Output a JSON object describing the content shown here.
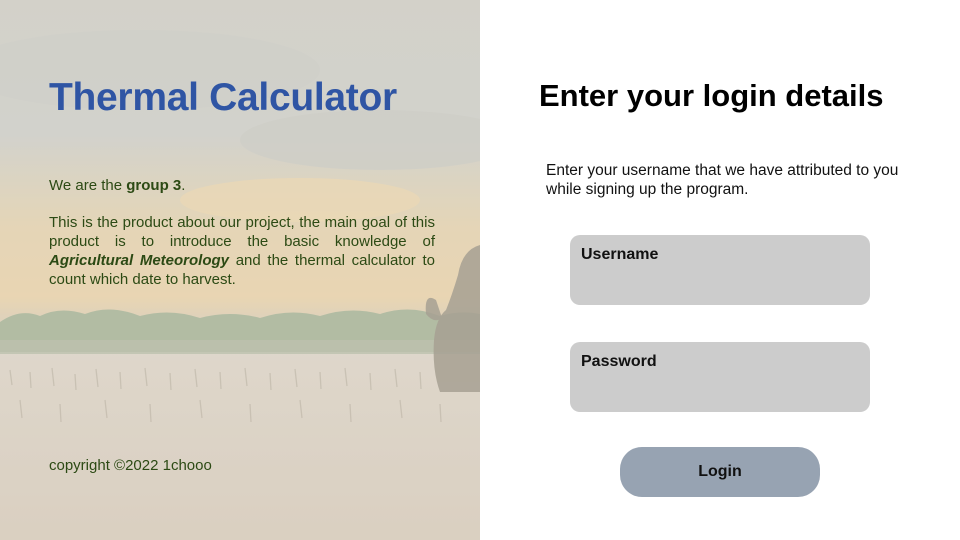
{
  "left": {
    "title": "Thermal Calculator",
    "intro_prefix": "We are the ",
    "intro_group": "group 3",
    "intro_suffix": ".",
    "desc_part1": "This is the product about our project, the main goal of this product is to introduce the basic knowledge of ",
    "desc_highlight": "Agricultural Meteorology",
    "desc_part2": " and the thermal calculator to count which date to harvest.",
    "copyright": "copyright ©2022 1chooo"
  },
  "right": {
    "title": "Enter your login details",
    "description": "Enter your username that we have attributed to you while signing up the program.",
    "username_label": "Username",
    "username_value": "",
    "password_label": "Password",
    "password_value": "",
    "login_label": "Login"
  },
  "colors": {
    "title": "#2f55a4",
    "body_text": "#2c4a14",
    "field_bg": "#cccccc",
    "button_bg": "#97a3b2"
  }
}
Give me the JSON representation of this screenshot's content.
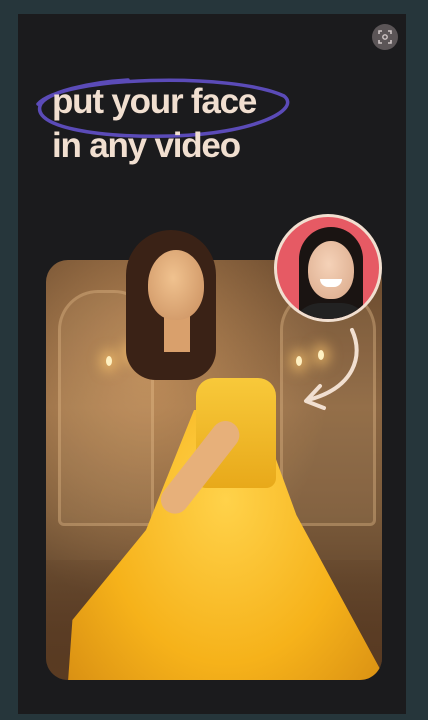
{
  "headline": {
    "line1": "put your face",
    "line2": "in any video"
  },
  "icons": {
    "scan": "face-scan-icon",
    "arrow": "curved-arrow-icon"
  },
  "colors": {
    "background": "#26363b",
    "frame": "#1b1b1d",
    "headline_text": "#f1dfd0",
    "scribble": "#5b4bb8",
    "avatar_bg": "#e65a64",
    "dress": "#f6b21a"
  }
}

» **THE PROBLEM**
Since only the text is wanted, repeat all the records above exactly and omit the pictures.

» **ANSWER FOR THE TASK**
Output a JSON object describing the content shown here.
{
  "left": {
    "title": "Thermal Calculator",
    "intro_prefix": "We are the ",
    "intro_group": "group 3",
    "intro_suffix": ".",
    "desc_part1": "This is the product about our project, the main goal of this product is to introduce the basic knowledge of ",
    "desc_highlight": "Agricultural Meteorology",
    "desc_part2": " and the thermal calculator to count which date to harvest.",
    "copyright": "copyright ©2022 1chooo"
  },
  "right": {
    "title": "Enter your login details",
    "description": "Enter your username that we have attributed to you while signing up the program.",
    "username_label": "Username",
    "username_value": "",
    "password_label": "Password",
    "password_value": "",
    "login_label": "Login"
  },
  "colors": {
    "title": "#2f55a4",
    "body_text": "#2c4a14",
    "field_bg": "#cccccc",
    "button_bg": "#97a3b2"
  }
}
Give me the JSON representation of this screenshot's content.
{
  "headline": {
    "line1": "put your face",
    "line2": "in any video"
  },
  "icons": {
    "scan": "face-scan-icon",
    "arrow": "curved-arrow-icon"
  },
  "colors": {
    "background": "#26363b",
    "frame": "#1b1b1d",
    "headline_text": "#f1dfd0",
    "scribble": "#5b4bb8",
    "avatar_bg": "#e65a64",
    "dress": "#f6b21a"
  }
}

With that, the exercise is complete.